was no part of the shaft visible for a phase reference. The fan was in the
roof, so it was also very hard to obtain phase measurements from it. The
four run no phase method was therefore used to solve the problem.

The figure on the left shows the circle from the original run, along with the
three circles from the three trial runs. The distance from the center of the
original circle to the intersection of the three trial circles represents the
effect of the trial weight. The ratio of the original amplitude to the effect
times the trial weight gives the amount of solution weight. The projection of
that effect to the edge of the original circle shows where the final weight
should be located.

## PROBLEMS WHICH APPEAR AS UNBALANCE BUT

ARE NOT
There are many things which appear as unbalance; however, attempts to
balance out the problems will prove impractical. The following are a series
of problems, which fall into this category.

Getting good data for use in the balancing process is often challenging. The
most difficult part of the process is often to obtain a reliable once per
revolution pulse. The following are some of the potential problems which
can occur in regards to getting a good tach pulse.

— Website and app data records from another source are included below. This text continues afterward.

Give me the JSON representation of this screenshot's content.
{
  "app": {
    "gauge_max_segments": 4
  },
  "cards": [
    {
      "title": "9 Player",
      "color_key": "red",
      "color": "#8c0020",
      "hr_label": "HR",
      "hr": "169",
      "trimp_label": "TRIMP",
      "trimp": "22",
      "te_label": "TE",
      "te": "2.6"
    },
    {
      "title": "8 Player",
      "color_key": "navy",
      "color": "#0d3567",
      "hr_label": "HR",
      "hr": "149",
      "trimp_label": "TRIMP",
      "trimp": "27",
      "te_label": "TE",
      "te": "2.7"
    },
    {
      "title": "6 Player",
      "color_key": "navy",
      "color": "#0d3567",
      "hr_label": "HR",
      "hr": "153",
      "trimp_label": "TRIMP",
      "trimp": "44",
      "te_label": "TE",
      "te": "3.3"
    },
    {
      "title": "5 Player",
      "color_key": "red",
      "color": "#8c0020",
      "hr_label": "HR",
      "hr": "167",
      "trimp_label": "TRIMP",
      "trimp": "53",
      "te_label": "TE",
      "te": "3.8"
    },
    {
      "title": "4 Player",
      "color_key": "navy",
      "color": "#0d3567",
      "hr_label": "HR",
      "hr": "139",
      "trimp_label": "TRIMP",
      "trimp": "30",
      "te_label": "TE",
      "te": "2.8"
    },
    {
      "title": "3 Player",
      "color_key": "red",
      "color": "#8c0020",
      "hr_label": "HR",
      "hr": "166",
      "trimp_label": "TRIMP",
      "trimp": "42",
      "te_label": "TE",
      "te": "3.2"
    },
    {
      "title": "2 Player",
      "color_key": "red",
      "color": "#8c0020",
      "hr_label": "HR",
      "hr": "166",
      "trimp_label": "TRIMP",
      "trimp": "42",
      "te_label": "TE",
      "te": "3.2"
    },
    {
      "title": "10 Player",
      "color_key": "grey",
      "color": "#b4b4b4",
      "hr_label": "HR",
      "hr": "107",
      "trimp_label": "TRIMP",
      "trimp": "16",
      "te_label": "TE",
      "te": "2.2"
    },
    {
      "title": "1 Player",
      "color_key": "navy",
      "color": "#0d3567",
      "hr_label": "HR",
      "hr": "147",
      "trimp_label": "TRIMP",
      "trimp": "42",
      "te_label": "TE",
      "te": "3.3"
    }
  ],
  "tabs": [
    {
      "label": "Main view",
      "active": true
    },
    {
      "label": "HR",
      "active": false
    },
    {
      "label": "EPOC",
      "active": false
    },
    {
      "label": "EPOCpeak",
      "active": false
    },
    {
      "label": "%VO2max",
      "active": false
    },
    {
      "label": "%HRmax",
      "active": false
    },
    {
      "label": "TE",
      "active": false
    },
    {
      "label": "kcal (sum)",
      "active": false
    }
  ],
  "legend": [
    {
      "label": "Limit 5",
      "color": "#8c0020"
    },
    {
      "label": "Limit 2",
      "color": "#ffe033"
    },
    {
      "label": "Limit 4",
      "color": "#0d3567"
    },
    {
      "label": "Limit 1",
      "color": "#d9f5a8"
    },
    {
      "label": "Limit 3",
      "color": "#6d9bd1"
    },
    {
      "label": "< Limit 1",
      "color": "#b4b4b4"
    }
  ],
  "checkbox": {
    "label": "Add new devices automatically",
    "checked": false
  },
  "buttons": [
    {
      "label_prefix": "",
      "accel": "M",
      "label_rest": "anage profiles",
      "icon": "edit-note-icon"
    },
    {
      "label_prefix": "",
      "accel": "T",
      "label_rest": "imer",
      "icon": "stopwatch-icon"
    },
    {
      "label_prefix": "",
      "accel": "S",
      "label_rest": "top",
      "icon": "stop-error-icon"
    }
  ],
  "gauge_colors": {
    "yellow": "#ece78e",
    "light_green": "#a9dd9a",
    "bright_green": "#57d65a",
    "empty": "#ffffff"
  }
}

Note !- On the market are now available phase locked loop strobe lights
which fire off of a filtered peak from the accelerometer which can overcome
some of the problems associated with normal tach pulse devices.